Working can be risky to the health and well-being of adults. According to the Council for Disability Awareness, around one-quarter of today’s 20-year-olds have a chance of becoming disabled at some point in their career before retirement. On average, a long term disability incident lasts 34.6 months – which is almost three years of lost work and income.
What happens when an employee is suddenly injured off the job or faces an unexpected catastrophic illness?
They want to know they’ll still have income to pay bills and cover living expenses while they recover. That’s when a short or long term disability program may be able to help.¹
Short term disability (STD) is a type of insurance that pays a percentage of an employee’s salary for a specified amount of time, if they are ill or injured, and cannot perform the duties of their job. Generally, the benefit pays around 40 to 60 percent of the employee’s weekly gross income.
Coverage usually starts anywhere from one to 14 days after an employee suffers a condition that leaves them unable to work. The time of coverage may vary from 9 to 52 weeks from eligibility. Many times, employees are required to use sick days before short term disability kicks in if it’s an illness that keeps them out of work for an extended period of time.
For this reason, employers often have other types of insurance that cover workplace injuries vs. those that occur off the job. There may also be a different policy for short term disability for sicknesses and injuries. If an employee must be out for longer than the short term disability benefit covers, then either a long term disability plan or permanent disability kicks in. This may happen at 10 to 53 weeks from the date of eligibility.¹
If you would like to offer a group vision plan to your employees, click the button below:
According to the Occupational Safety & Health Administration,”4,821 workers were killed on the job in 2014, which is an average of more than 92 a week or more than 13 deaths every day.” Since the 70s, there have been massive safety measures taken to protect the health and well-being of employees, but still unexpected illnesses and injuries happen all the time. Additionally, the Council for Disability Awareness reports that the average long term disability absence is 34.6 months.

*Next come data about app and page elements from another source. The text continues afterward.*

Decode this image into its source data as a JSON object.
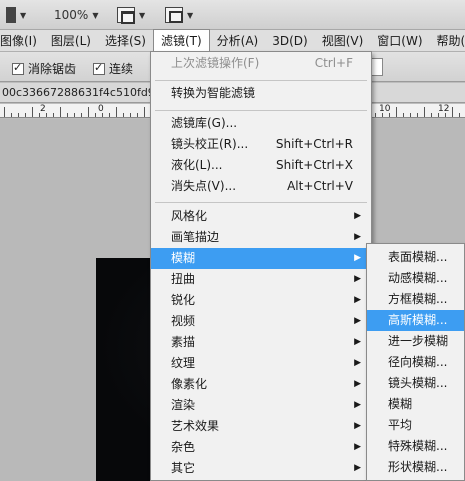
{
  "appbar": {
    "zoom": "100%"
  },
  "menubar": {
    "items": [
      {
        "label": "图像(I)"
      },
      {
        "label": "图层(L)"
      },
      {
        "label": "选择(S)"
      },
      {
        "label": "滤镜(T)"
      },
      {
        "label": "分析(A)"
      },
      {
        "label": "3D(D)"
      },
      {
        "label": "视图(V)"
      },
      {
        "label": "窗口(W)"
      },
      {
        "label": "帮助(H)"
      }
    ]
  },
  "options": {
    "antialias_label": "消除锯齿",
    "contiguous_label": "连续"
  },
  "document": {
    "tab_text": "00c33667288631f4c510fd9"
  },
  "ruler": {
    "labels": [
      "2",
      "0",
      "10",
      "12"
    ]
  },
  "filter_menu": {
    "last_filter": {
      "label": "上次滤镜操作(F)",
      "shortcut": "Ctrl+F"
    },
    "smart_filters": "转换为智能滤镜",
    "filter_gallery": "滤镜库(G)...",
    "lens_correction": {
      "label": "镜头校正(R)...",
      "shortcut": "Shift+Ctrl+R"
    },
    "liquify": {
      "label": "液化(L)...",
      "shortcut": "Shift+Ctrl+X"
    },
    "vanishing_point": {
      "label": "消失点(V)...",
      "shortcut": "Alt+Ctrl+V"
    },
    "groups": [
      "风格化",
      "画笔描边",
      "模糊",
      "扭曲",
      "锐化",
      "视频",
      "素描",
      "纹理",
      "像素化",
      "渲染",
      "艺术效果",
      "杂色",
      "其它"
    ]
  },
  "blur_submenu": {
    "items": [
      "表面模糊...",
      "动感模糊...",
      "方框模糊...",
      "高斯模糊...",
      "进一步模糊",
      "径向模糊...",
      "镜头模糊...",
      "模糊",
      "平均",
      "特殊模糊...",
      "形状模糊..."
    ]
  },
  "colors": {
    "highlight": "#3d9df2",
    "menu_bg": "#f1f1f1"
  }
}
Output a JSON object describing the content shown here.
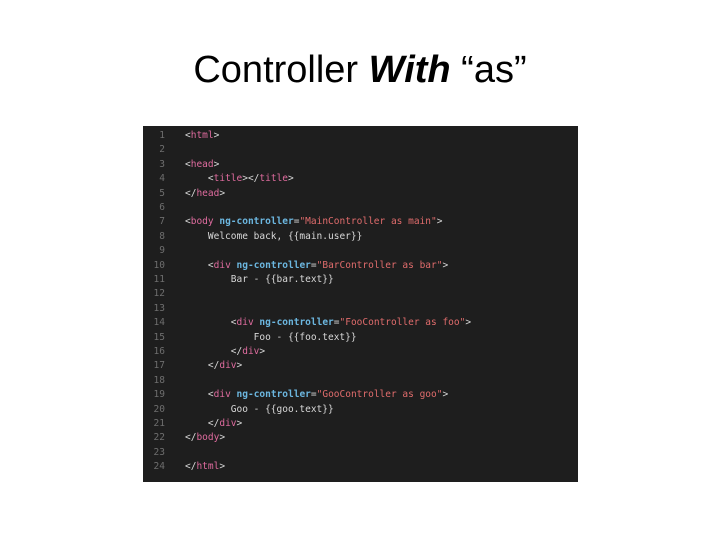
{
  "slide": {
    "title_part1": "Controller ",
    "title_emph": "With",
    "title_part2": " “as”"
  },
  "code": {
    "lines": [
      {
        "n": "1",
        "indent": "",
        "tokens": [
          {
            "t": "<",
            "c": "punc"
          },
          {
            "t": "html",
            "c": "tag"
          },
          {
            "t": ">",
            "c": "punc"
          }
        ]
      },
      {
        "n": "2",
        "indent": "",
        "tokens": []
      },
      {
        "n": "3",
        "indent": "",
        "tokens": [
          {
            "t": "<",
            "c": "punc"
          },
          {
            "t": "head",
            "c": "tag"
          },
          {
            "t": ">",
            "c": "punc"
          }
        ]
      },
      {
        "n": "4",
        "indent": "    ",
        "tokens": [
          {
            "t": "<",
            "c": "punc"
          },
          {
            "t": "title",
            "c": "tag"
          },
          {
            "t": "></",
            "c": "punc"
          },
          {
            "t": "title",
            "c": "tag"
          },
          {
            "t": ">",
            "c": "punc"
          }
        ]
      },
      {
        "n": "5",
        "indent": "",
        "tokens": [
          {
            "t": "</",
            "c": "punc"
          },
          {
            "t": "head",
            "c": "tag"
          },
          {
            "t": ">",
            "c": "punc"
          }
        ]
      },
      {
        "n": "6",
        "indent": "",
        "tokens": []
      },
      {
        "n": "7",
        "indent": "",
        "tokens": [
          {
            "t": "<",
            "c": "punc"
          },
          {
            "t": "body",
            "c": "tag"
          },
          {
            "t": " ",
            "c": "txt"
          },
          {
            "t": "ng-controller",
            "c": "attr"
          },
          {
            "t": "=",
            "c": "punc"
          },
          {
            "t": "\"MainController as main\"",
            "c": "str"
          },
          {
            "t": ">",
            "c": "punc"
          }
        ]
      },
      {
        "n": "8",
        "indent": "    ",
        "tokens": [
          {
            "t": "Welcome back, {{main.user}}",
            "c": "txt"
          }
        ]
      },
      {
        "n": "9",
        "indent": "",
        "tokens": []
      },
      {
        "n": "10",
        "indent": "    ",
        "tokens": [
          {
            "t": "<",
            "c": "punc"
          },
          {
            "t": "div",
            "c": "tag"
          },
          {
            "t": " ",
            "c": "txt"
          },
          {
            "t": "ng-controller",
            "c": "attr"
          },
          {
            "t": "=",
            "c": "punc"
          },
          {
            "t": "\"BarController as bar\"",
            "c": "str"
          },
          {
            "t": ">",
            "c": "punc"
          }
        ]
      },
      {
        "n": "11",
        "indent": "        ",
        "tokens": [
          {
            "t": "Bar - {{bar.text}}",
            "c": "txt"
          }
        ]
      },
      {
        "n": "12",
        "indent": "",
        "tokens": []
      },
      {
        "n": "13",
        "indent": "",
        "tokens": []
      },
      {
        "n": "14",
        "indent": "        ",
        "tokens": [
          {
            "t": "<",
            "c": "punc"
          },
          {
            "t": "div",
            "c": "tag"
          },
          {
            "t": " ",
            "c": "txt"
          },
          {
            "t": "ng-controller",
            "c": "attr"
          },
          {
            "t": "=",
            "c": "punc"
          },
          {
            "t": "\"FooController as foo\"",
            "c": "str"
          },
          {
            "t": ">",
            "c": "punc"
          }
        ]
      },
      {
        "n": "15",
        "indent": "            ",
        "tokens": [
          {
            "t": "Foo - {{foo.text}}",
            "c": "txt"
          }
        ]
      },
      {
        "n": "16",
        "indent": "        ",
        "tokens": [
          {
            "t": "</",
            "c": "punc"
          },
          {
            "t": "div",
            "c": "tag"
          },
          {
            "t": ">",
            "c": "punc"
          }
        ]
      },
      {
        "n": "17",
        "indent": "    ",
        "tokens": [
          {
            "t": "</",
            "c": "punc"
          },
          {
            "t": "div",
            "c": "tag"
          },
          {
            "t": ">",
            "c": "punc"
          }
        ]
      },
      {
        "n": "18",
        "indent": "",
        "tokens": []
      },
      {
        "n": "19",
        "indent": "    ",
        "tokens": [
          {
            "t": "<",
            "c": "punc"
          },
          {
            "t": "div",
            "c": "tag"
          },
          {
            "t": " ",
            "c": "txt"
          },
          {
            "t": "ng-controller",
            "c": "attr"
          },
          {
            "t": "=",
            "c": "punc"
          },
          {
            "t": "\"GooController as goo\"",
            "c": "str"
          },
          {
            "t": ">",
            "c": "punc"
          }
        ]
      },
      {
        "n": "20",
        "indent": "        ",
        "tokens": [
          {
            "t": "Goo - {{goo.text}}",
            "c": "txt"
          }
        ]
      },
      {
        "n": "21",
        "indent": "    ",
        "tokens": [
          {
            "t": "</",
            "c": "punc"
          },
          {
            "t": "div",
            "c": "tag"
          },
          {
            "t": ">",
            "c": "punc"
          }
        ]
      },
      {
        "n": "22",
        "indent": "",
        "tokens": [
          {
            "t": "</",
            "c": "punc"
          },
          {
            "t": "body",
            "c": "tag"
          },
          {
            "t": ">",
            "c": "punc"
          }
        ]
      },
      {
        "n": "23",
        "indent": "",
        "tokens": []
      },
      {
        "n": "24",
        "indent": "",
        "tokens": [
          {
            "t": "</",
            "c": "punc"
          },
          {
            "t": "html",
            "c": "tag"
          },
          {
            "t": ">",
            "c": "punc"
          }
        ]
      }
    ]
  }
}
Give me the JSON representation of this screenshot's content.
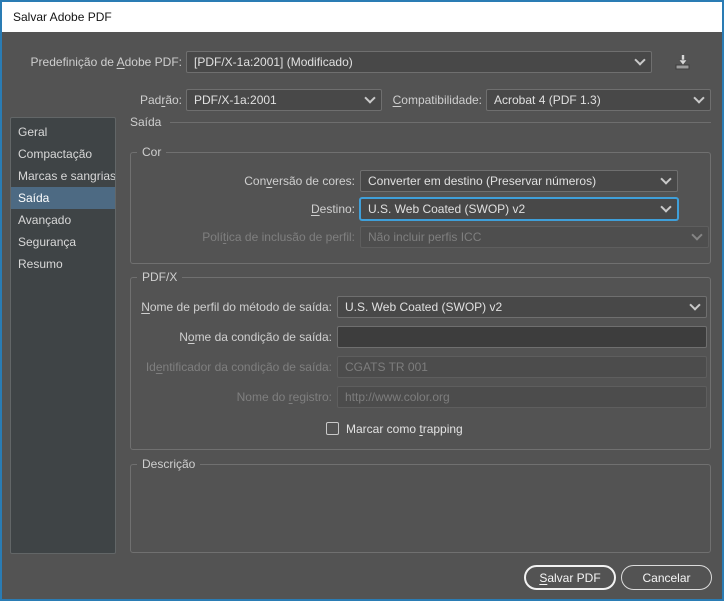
{
  "window": {
    "title": "Salvar Adobe PDF"
  },
  "header": {
    "preset": {
      "label": {
        "pre": "Predefinição de ",
        "key": "A",
        "post": "dobe PDF:"
      },
      "value": "[PDF/X-1a:2001] (Modificado)"
    },
    "standard": {
      "label": {
        "pre": "Pad",
        "key": "r",
        "post": "ão:"
      },
      "value": "PDF/X-1a:2001"
    },
    "compatibility": {
      "label": {
        "pre": "",
        "key": "C",
        "post": "ompatibilidade:"
      },
      "value": "Acrobat 4 (PDF 1.3)"
    }
  },
  "sidebar": {
    "selected_index": 3,
    "items": [
      {
        "label": "Geral"
      },
      {
        "label": "Compactação"
      },
      {
        "label": "Marcas e sangrias"
      },
      {
        "label": "Saída"
      },
      {
        "label": "Avançado"
      },
      {
        "label": "Segurança"
      },
      {
        "label": "Resumo"
      }
    ]
  },
  "panel": {
    "title": "Saída"
  },
  "color_group": {
    "title": "Cor",
    "conversion": {
      "label": {
        "pre": "Con",
        "key": "v",
        "post": "ersão de cores:"
      },
      "value": "Converter em destino (Preservar números)",
      "enabled": true
    },
    "destination": {
      "label": {
        "pre": "",
        "key": "D",
        "post": "estino:"
      },
      "value": "U.S. Web Coated (SWOP) v2",
      "enabled": true,
      "focused": true
    },
    "profile_policy": {
      "label": {
        "pre": "Polí",
        "key": "t",
        "post": "ica de inclusão de perfil:"
      },
      "value": "Não incluir perfis ICC",
      "enabled": false
    }
  },
  "pdfx_group": {
    "title": "PDF/X",
    "output_intent_profile": {
      "label": {
        "pre": "",
        "key": "N",
        "post": "ome de perfil do método de saída:"
      },
      "value": "U.S. Web Coated (SWOP) v2",
      "enabled": true
    },
    "output_condition_name": {
      "label": {
        "pre": "N",
        "key": "o",
        "post": "me da condição de saída:"
      },
      "value": "",
      "enabled": true
    },
    "output_condition_id": {
      "label": {
        "pre": "Id",
        "key": "e",
        "post": "ntificador da condição de saída:"
      },
      "value": "CGATS TR 001",
      "enabled": false
    },
    "registry_name": {
      "label": {
        "pre": "Nome do ",
        "key": "r",
        "post": "egistro:"
      },
      "value": "http://www.color.org",
      "enabled": false
    },
    "trapping": {
      "label": {
        "pre": "Marcar como ",
        "key": "t",
        "post": "rapping"
      },
      "checked": false
    }
  },
  "description_group": {
    "title": "Descrição",
    "content": ""
  },
  "footer": {
    "save": {
      "label": {
        "pre": "",
        "key": "S",
        "post": "alvar PDF"
      }
    },
    "cancel": {
      "label": "Cancelar"
    }
  },
  "colors": {
    "window_border": "#2a7cb4",
    "titlebar_bg": "#ffffff",
    "dialog_bg": "#535353",
    "sidebar_bg": "#3f4446",
    "sidebar_selected_bg": "#4d6a83",
    "focus_border": "#3f9fd9"
  }
}
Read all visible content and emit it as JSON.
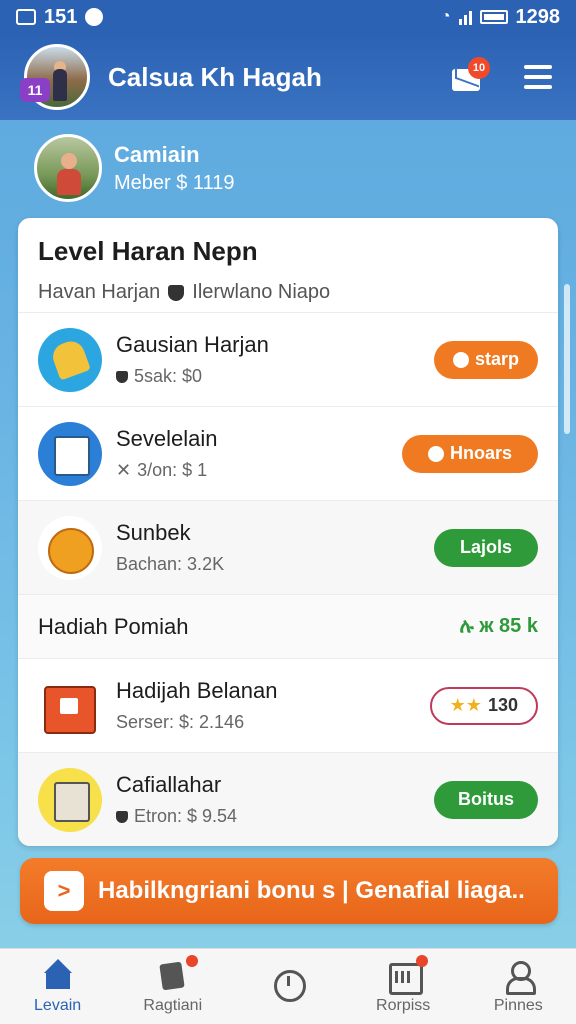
{
  "status_bar": {
    "left_text": "151",
    "time": "1298"
  },
  "header": {
    "title": "Calsua Kh Hagah",
    "level_badge": "11",
    "mail_badge": "10"
  },
  "profile": {
    "name": "Camiain",
    "member": "Meber $ 1119"
  },
  "card": {
    "title": "Level Haran Nepn",
    "subtitle_left": "Havan Harjan",
    "subtitle_right": "Ilerwlano Niapo",
    "rows": [
      {
        "name": "Gausian Harjan",
        "meta": "5sak: $0",
        "button": "starp",
        "icon": "bell-icon"
      },
      {
        "name": "Sevelelain",
        "meta": "3/on: $ 1",
        "button": "Hnoars",
        "icon": "box-icon"
      },
      {
        "name": "Sunbek",
        "meta": "Bachan: 3.2K",
        "button": "Lajols",
        "icon": "candy-icon"
      }
    ],
    "section": {
      "title": "Hadiah Pomiah",
      "value": "ሉ ж 85 k"
    },
    "rows2": [
      {
        "name": "Hadijah Belanan",
        "meta": "Serser: $: 2.146",
        "button": "130",
        "icon": "gift-icon"
      },
      {
        "name": "Cafiallahar",
        "meta": "Etron: $ 9.54",
        "button": "Boitus",
        "icon": "paper-icon"
      }
    ]
  },
  "promo": {
    "text": "Habilkngriani bonu s | Genafial liaga.."
  },
  "nav": [
    {
      "label": "Levain",
      "active": true
    },
    {
      "label": "Ragtiani"
    },
    {
      "label": ""
    },
    {
      "label": "Rorpiss"
    },
    {
      "label": "Pinnes"
    }
  ]
}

The majority of injuries and illnesses are caused by musculoskeletal injuries and cancer.
This is why employers should have a long term disability insurance plan in place to protect employees and ensure they return to work in a reasonable amount of time.
Long term disability insurance covers a portion of an employee’s income (around 50-70%) when the employee has become injured or seriously ill. It’s important to note that if an employee is hurt off the job, worker’s compensation will not cover them. When an employee cannot work for an extended period of time, a long term disability plan can help cover a portion of the employee’s salary. Long term disability usually kicks in after a short term disability policy has run out. This happens around 10 to 53 weeks after an eligible event, with the average being 26 weeks.
The US Department of Labor reports that, “Most long-term plans (88 percent) have a maximum amount payable and the median maximum payout in 2014 was $8,000 per month.” ¹
If you would like to offer a group dental plan to your employees, click the button below:
*The coverages listed in the sidebar are for example only, and are subject to the actual contracts and summaries of coverage listed in your policy or certificate from the insurance carrier. The listed “example policies” that are shown on our website may be materially different or incorrect from actual policies. These examples are for illustration purposes only.